Experts: Lower Legal Blood Alcohol Levels to Reduce Drunk Driving Fatalities
A new report calls for lowering legal blood alcohol levels to reduce drunk driving deaths.
Drug and alcohol violations among employees at U.S. nuclear plants are on the rise, according to a new report. They have increased from about one a month to almost one a week over the last five years.
The findings come from the non-profit group Fairewinds Energy Education, according to the Tampa Bay Times. They found the majority of drug and alcohol violations occurred in southeastern states. The violations include drinking alcohol in a protected area, and positive tests for marijuana and cocaine.

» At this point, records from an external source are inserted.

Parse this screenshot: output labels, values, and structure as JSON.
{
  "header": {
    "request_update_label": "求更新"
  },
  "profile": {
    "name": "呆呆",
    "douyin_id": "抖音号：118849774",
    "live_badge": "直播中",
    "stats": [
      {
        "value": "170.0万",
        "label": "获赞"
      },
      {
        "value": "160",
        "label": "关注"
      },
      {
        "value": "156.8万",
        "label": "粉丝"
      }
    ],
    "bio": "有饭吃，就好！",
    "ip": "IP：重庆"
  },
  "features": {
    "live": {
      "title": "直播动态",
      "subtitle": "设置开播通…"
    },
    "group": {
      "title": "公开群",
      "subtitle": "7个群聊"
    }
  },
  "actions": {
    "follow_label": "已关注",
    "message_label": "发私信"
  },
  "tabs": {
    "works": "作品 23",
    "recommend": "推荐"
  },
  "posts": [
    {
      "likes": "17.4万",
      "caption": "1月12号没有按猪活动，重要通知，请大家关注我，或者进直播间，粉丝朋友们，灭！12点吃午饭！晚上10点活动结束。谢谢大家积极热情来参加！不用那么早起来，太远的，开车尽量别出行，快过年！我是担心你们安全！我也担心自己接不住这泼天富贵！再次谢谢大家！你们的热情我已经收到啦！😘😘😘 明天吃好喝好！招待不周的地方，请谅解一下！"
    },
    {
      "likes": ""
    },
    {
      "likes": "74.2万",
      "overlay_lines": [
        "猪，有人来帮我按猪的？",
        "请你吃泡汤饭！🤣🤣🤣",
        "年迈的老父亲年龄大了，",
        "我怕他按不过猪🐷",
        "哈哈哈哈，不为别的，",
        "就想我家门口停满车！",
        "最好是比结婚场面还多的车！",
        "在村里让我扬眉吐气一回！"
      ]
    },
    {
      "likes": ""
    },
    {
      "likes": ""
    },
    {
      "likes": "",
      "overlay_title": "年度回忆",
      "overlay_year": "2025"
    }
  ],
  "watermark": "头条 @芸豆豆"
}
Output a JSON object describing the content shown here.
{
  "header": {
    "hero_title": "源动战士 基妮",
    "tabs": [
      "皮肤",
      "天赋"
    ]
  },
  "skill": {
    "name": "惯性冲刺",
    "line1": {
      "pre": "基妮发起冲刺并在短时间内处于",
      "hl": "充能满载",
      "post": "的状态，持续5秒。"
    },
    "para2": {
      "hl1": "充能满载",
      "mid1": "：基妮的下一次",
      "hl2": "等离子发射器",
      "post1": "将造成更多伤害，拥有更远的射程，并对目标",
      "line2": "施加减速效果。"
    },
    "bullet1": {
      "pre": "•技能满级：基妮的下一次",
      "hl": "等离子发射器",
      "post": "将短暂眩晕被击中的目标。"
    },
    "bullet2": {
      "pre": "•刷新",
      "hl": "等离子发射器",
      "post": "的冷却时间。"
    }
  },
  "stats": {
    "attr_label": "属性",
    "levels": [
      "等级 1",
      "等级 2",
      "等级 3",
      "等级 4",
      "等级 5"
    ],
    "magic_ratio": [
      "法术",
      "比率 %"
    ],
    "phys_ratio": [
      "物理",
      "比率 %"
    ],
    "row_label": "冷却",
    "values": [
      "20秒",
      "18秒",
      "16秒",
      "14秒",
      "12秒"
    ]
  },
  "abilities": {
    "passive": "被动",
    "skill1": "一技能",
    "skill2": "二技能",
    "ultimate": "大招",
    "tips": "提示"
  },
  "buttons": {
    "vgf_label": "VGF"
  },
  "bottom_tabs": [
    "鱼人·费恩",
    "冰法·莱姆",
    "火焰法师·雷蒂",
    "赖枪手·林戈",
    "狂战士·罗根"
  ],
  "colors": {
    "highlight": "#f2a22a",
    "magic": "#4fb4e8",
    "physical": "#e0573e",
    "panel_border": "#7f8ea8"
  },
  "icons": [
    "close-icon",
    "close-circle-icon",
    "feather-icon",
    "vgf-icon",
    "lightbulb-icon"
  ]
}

The report looked at violations of the Fitness For Duty program, which nuclear reactor owners are required to implement to assure that all personnel who have access to their power plants are drug and alcohol free and have no psychological impairments that might comprise the safe operation of any U.S. nuclear power plant. The report found during the past five years, Fitness For Duty violations in the United States have more than doubled, led by alcohol related events, which have nearly quadrupled during the same time period.
“The data unequivocally demonstrates that workforce personnel and licensed reactor operators are under the influence of alcohol and illegal drugs while on-duty, despite the knowledge that such actions when caught can end careers, and that programs are in place that have been designed to identify those who are under the influence, indicating serious addictive issues not occasional social consumption of alcohol and drugs,” the report states. “Not only are workers under the influence of alcohol and/or drugs while on the job, they are also bringing that same contraband into work with them, in some cases with documented evidence to determine there was intent to distribute.”
According to Arnie Gundersen, a nuclear engineer who developed the study, the findings are particularly worrisome because major nuclear accidents, such as the one at Three Mile Island, occurred in part because of operator error.